The world that Sucker Punch has built for Ghost of Tsushima is undeniably jaw-dropping. The contrast and saturation are turned up high, and everywhere you go there’s a spot to take a cinematic snapshot. The green bamboo forests are at odds with the vibrant teal of morning skies, and the near-constant flurry of falling leaves and petals is a whole vibe.
Unique Solutions with Fun Mechanics
The elegance of Ghost of Tsushima shines through in its game design and mechanics. The most profound idea from the developers is the lack of UX clutter. Instead of following path lines of permanent on-screen pointers that lead the way, simply brush the controller touchpad and the grass will ripple in the right direction. The birds and foxes are supposed to be an extension of this subtle guidance system, but the less said about them the better.
Other issues still remain, like the sometimes over-complicated combat system with a multitude of techniques and combos, and the way the enemy difficulty is layered. I went from feeling completely inept in fights to gaining upgrades that made slicing through Mongols and myth-based bosses easy. The Samurai stand-offs act as theatrical markers, which makes this game feel impressively like a Samurai movie.
The novelty of bringing down forts and going to blade-to-blade with an enemy never wore off on me. At points, there’s a genuine sensation that Jin loves the action just as much as I do, despite how often he’ll lament that ‘this is not honourable’ when I make him stab yet another Mongol in the back of the neck.
From the Store
While you’re diving into the effortlessly cinematic atmosphere and set design, you’re also learning how to make the most of the charm, health, and weaponry aspects. Your surroundings will often determine your tactics and chosen specialisation for charms. For example, rooftops are better suited to grappling hooks, bow and arrow, and stealth kills. Whereas open-space confrontations will require an honourable Samurai stand-off with your Katana.

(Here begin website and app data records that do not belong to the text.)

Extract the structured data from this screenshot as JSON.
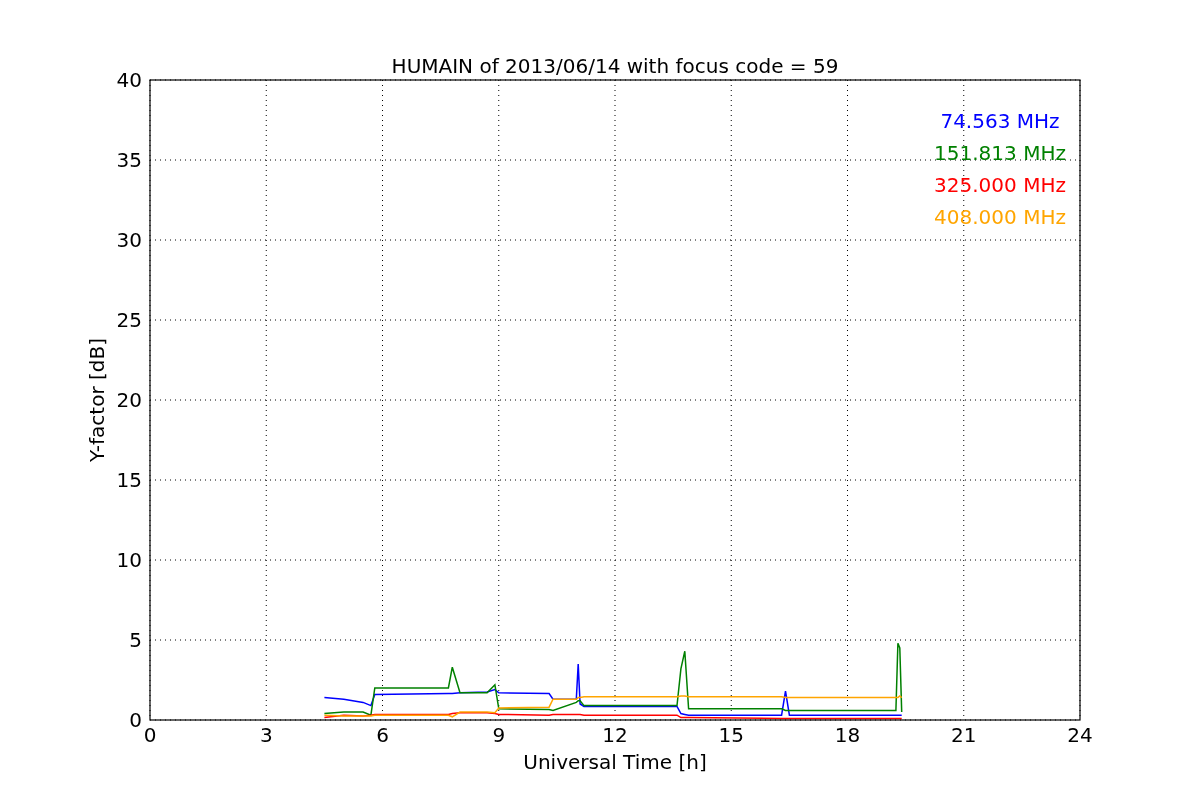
{
  "figure": {
    "chart_data": {
      "type": "line",
      "title": "HUMAIN of 2013/06/14 with focus code = 59",
      "xlabel": "Universal Time [h]",
      "ylabel": "Y-factor [dB]",
      "xlim": [
        0,
        24
      ],
      "ylim": [
        0,
        40
      ],
      "grid": true,
      "xticks": [
        0,
        3,
        6,
        9,
        12,
        15,
        18,
        21,
        24
      ],
      "yticks": [
        0,
        5,
        10,
        15,
        20,
        25,
        30,
        35,
        40
      ],
      "x": [
        4.5,
        5.0,
        5.5,
        5.7,
        5.8,
        7.7,
        7.8,
        8.0,
        8.7,
        8.9,
        9.0,
        10.3,
        10.4,
        11.0,
        11.05,
        11.1,
        11.2,
        13.6,
        13.7,
        13.8,
        13.9,
        16.3,
        16.4,
        16.5,
        19.25,
        19.3,
        19.35,
        19.4
      ],
      "series": [
        {
          "name": "74.563 MHz",
          "color": "#0000ff",
          "values": [
            1.4,
            1.3,
            1.1,
            0.9,
            1.6,
            1.65,
            1.65,
            1.7,
            1.75,
            1.9,
            1.7,
            1.65,
            1.3,
            1.3,
            3.5,
            1.0,
            0.85,
            0.85,
            0.4,
            0.35,
            0.3,
            0.3,
            1.8,
            0.3,
            0.3,
            0.3,
            0.3,
            0.3
          ]
        },
        {
          "name": "151.813 MHz",
          "color": "#008000",
          "values": [
            0.4,
            0.5,
            0.5,
            0.3,
            2.0,
            2.0,
            3.3,
            1.7,
            1.7,
            2.2,
            0.7,
            0.65,
            0.6,
            1.1,
            1.2,
            1.2,
            0.9,
            0.9,
            3.2,
            4.3,
            0.7,
            0.7,
            0.6,
            0.6,
            0.6,
            4.8,
            4.5,
            0.5
          ]
        },
        {
          "name": "325.000 MHz",
          "color": "#ff0000",
          "values": [
            0.15,
            0.3,
            0.25,
            0.3,
            0.35,
            0.35,
            0.4,
            0.45,
            0.45,
            0.4,
            0.35,
            0.3,
            0.35,
            0.35,
            0.35,
            0.35,
            0.3,
            0.3,
            0.15,
            0.15,
            0.15,
            0.1,
            0.1,
            0.1,
            0.1,
            0.1,
            0.1,
            0.1
          ]
        },
        {
          "name": "408.000 MHz",
          "color": "#ffa500",
          "values": [
            0.3,
            0.25,
            0.25,
            0.25,
            0.3,
            0.3,
            0.2,
            0.5,
            0.5,
            0.45,
            0.75,
            0.8,
            1.3,
            1.3,
            1.4,
            1.4,
            1.45,
            1.45,
            1.5,
            1.5,
            1.45,
            1.45,
            1.4,
            1.4,
            1.4,
            1.4,
            1.5,
            1.4
          ]
        }
      ]
    }
  }
}
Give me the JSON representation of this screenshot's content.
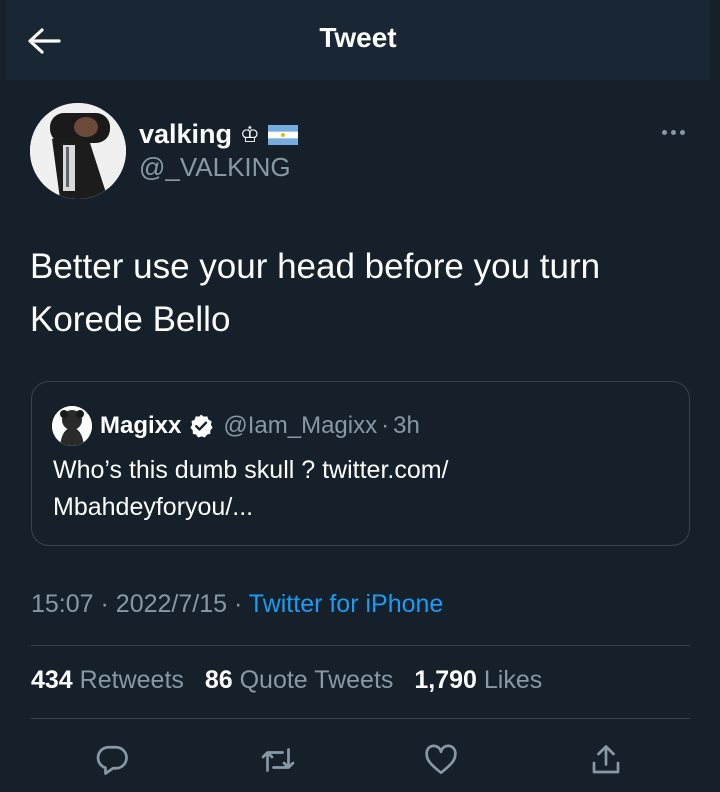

I found the island of Tsushima to be a world that required thoughtfulness in my decisions, while giving me the freedom to pursue the story arcs and quests that suited me best.
For me, Sucker Punch’s attention to detail is obvious through two distinct options in the game.
First is the most frequently mentioned feature of Ghost of Tsushima, the greyscale film filter you can play in. Called the Kurosawa Mode after the legendary filmmaker of the same name, it completes the vision of a Hollywood depiction of real-life feudal Japan.
Second is the diabolically realistic Lethal Mode, so named because of its true-to-life health management. Essentially, all hits affect you almost like they would in a real fight. Enemies do huge damage and even non-boss combat can be ended with just two hits. It’s brutal and it’s exciting, and it adds replay value that the game would otherwise lack.
The Journey from Jin to Ghost
In its narrative, Ghost of Tsushima closely follows the tropes, pitfalls, and classic storylines you’d find in Samurai movies. This seems to work against the entire storyline, which is based in historical truth and the very real island of Tsushima and its inhabitants’ struggles during its invasion.
The story of Jin Sakai’s journey is more interesting to me. His path to becoming the Ghost and using stealth instead of honourable Samurai ways to defend his people is easy to connect with. This brings meaning to your actions throughout the game.
The real beauty of Ghost of Tsushima is the ability to explore. If ever you get tired of chasing foxes and yellow birds, you can easily charge off on your horse in search of an awe-inspiring view. Despite its tendency for cinematography over substance, Ghost of Tsushima is a spectacle to play, and is worth trying out even if you’re not a regular PlayStation gamer.